A comparison was made to the campfires of From Software’s Dark Souls, but the true depth of the system lies in its ability to be upgraded as well. If they so choose, players can use Soul Links to restore Health, which means weighing the risk of expending resources for a Health boost now, as opposed to an upgrade later. It’s what the developers call a “resource management buried inside the game,” and while it’s just one example, it shows how old and new mechanics are being combined.
The consistency promised for everything from the controls to the art style is a testament to Moon’s commitment, despite being spread around the world, with employees working remotely from Austria, Germany, Israel, Canada, Australia, and the United States. It’s an unconventional structure that Microsoft has apparently supported, and Mahler claims that at any given hour of the day, someone, somewhere, is hard at work on the game:
“I worked in the industry for ten years as an artist, and there’s always this s****y moment where you’re like ‘we want to hire someone, and we know the exact right person for the job.’ But then you offer them the job, and they tell you ‘I have family, or kids, and I can’t relocate…’ And you have this heartbreaking moment where you realize you won’t get to work with them.
“When I approached Microsoft, I told them I had the perfect team, but they were distributed across the world. It was a surprise, because they basically said ‘we don’t care. As long as you show us progress on the game, it’s all fine.’ And now we’re kind of this ‘virtual studio.’ It’s cool, I mean, we couldn’t really have worked that way even five years ago.”
Even more recently, it would have been hard to believe that a love letter to the early days of Metroidvania game design, influenced by modern mechanics, and boasting an art style that would put indies to shame could stay secret for so long.
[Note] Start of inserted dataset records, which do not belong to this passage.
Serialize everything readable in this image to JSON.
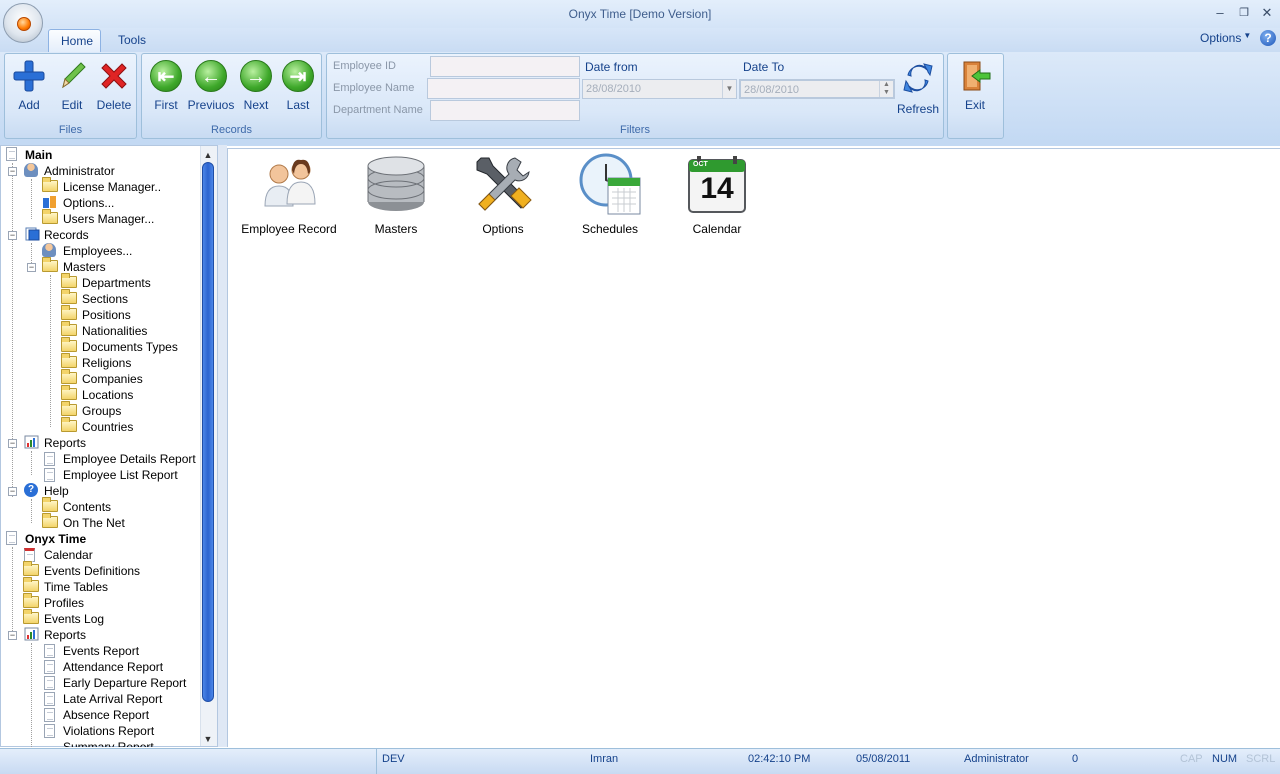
{
  "window": {
    "title": "Onyx Time [Demo Version]",
    "minimize": "–",
    "restore": "❐",
    "close": "✕"
  },
  "tabs": [
    {
      "label": "Home"
    },
    {
      "label": "Tools"
    }
  ],
  "options_menu": "Options",
  "help_glyph": "?",
  "ribbon": {
    "files": {
      "label": "Files",
      "buttons": [
        "Add",
        "Edit",
        "Delete"
      ]
    },
    "records": {
      "label": "Records",
      "buttons": [
        "First",
        "Previuos",
        "Next",
        "Last"
      ]
    },
    "filters": {
      "label": "Filters",
      "employee_id": "Employee ID",
      "employee_name": "Employee Name",
      "department_name": "Department Name",
      "date_from_label": "Date from",
      "date_to_label": "Date To",
      "date_from_value": "28/08/2010",
      "date_to_value": "28/08/2010",
      "refresh": "Refresh"
    },
    "exit": "Exit"
  },
  "tree": {
    "main": "Main",
    "administrator": "Administrator",
    "license_manager": "License Manager..",
    "options": "Options...",
    "users_manager": "Users Manager...",
    "records": "Records",
    "employees": "Employees...",
    "masters": "Masters",
    "masters_items": [
      "Departments",
      "Sections",
      "Positions",
      "Nationalities",
      "Documents Types",
      "Religions",
      "Companies",
      "Locations",
      "Groups",
      "Countries"
    ],
    "reports": "Reports",
    "report_items": [
      "Employee Details Report",
      "Employee List Report"
    ],
    "help": "Help",
    "help_items": [
      "Contents",
      "On The Net"
    ],
    "onyx_time": "Onyx Time",
    "onyx_items": [
      "Calendar",
      "Events Definitions",
      "Time Tables",
      "Profiles",
      "Events Log"
    ],
    "onyx_reports": "Reports",
    "onyx_report_items": [
      "Events Report",
      "Attendance Report",
      "Early Departure Report",
      "Late Arrival Report",
      "Absence Report",
      "Violations Report",
      "Summary Report"
    ]
  },
  "tiles": [
    {
      "label": "Employee Record",
      "icon": "employees-icon"
    },
    {
      "label": "Masters",
      "icon": "database-icon"
    },
    {
      "label": "Options",
      "icon": "tools-icon"
    },
    {
      "label": "Schedules",
      "icon": "clock-calendar-icon"
    },
    {
      "label": "Calendar",
      "icon": "calendar-icon"
    }
  ],
  "calendar_tile": {
    "month": "OCT",
    "day": "14"
  },
  "status": {
    "server": "DEV",
    "user": "Imran",
    "time": "02:42:10 PM",
    "date": "05/08/2011",
    "role": "Administrator",
    "count": "0",
    "cap": "CAP",
    "num": "NUM",
    "scrl": "SCRL"
  },
  "colors": {
    "accent": "#15428b",
    "ribbon": "#c3d9f3",
    "scroll": "#2c64cf"
  }
}
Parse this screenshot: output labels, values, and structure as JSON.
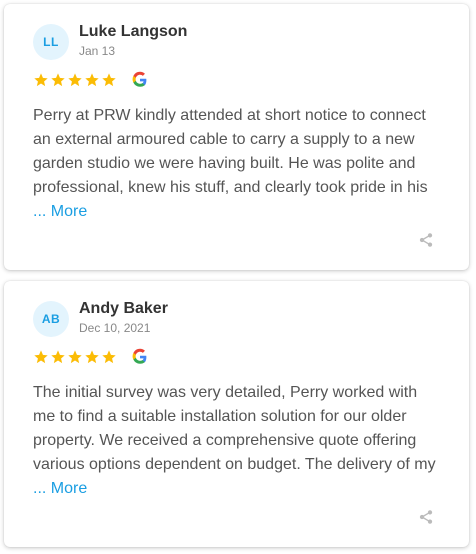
{
  "reviews": [
    {
      "initials": "LL",
      "name": "Luke Langson",
      "date": "Jan 13",
      "rating": 5,
      "text": "Perry at PRW kindly attended at short notice to connect an external armoured cable to carry a supply to a new garden studio we were having built. He was polite and professional, knew his stuff, and clearly took pride in his",
      "more_label": "... More"
    },
    {
      "initials": "AB",
      "name": "Andy Baker",
      "date": "Dec 10, 2021",
      "rating": 5,
      "text": "The initial survey was very detailed, Perry worked with me to find a suitable installation solution for our older property. We received a comprehensive quote offering various options dependent on budget. The delivery of my",
      "more_label": "... More"
    }
  ],
  "icons": {
    "star": "star-icon",
    "source": "google-g-icon",
    "share": "share-icon"
  },
  "colors": {
    "star": "#fbbc05",
    "accent": "#1a9ee2",
    "avatar_bg": "#e3f4fd",
    "share": "#bbbbbb"
  }
}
But after four years in development, Ori and the Blind Forest has been put on display for the world to see.
And mark our words: Xbox One owners will be hearing plenty more before it releases.
Ori and the Blind Forest releases this Fall for the Xbox One and PC.
Follow Andrew on Twitter @andrew_dyce.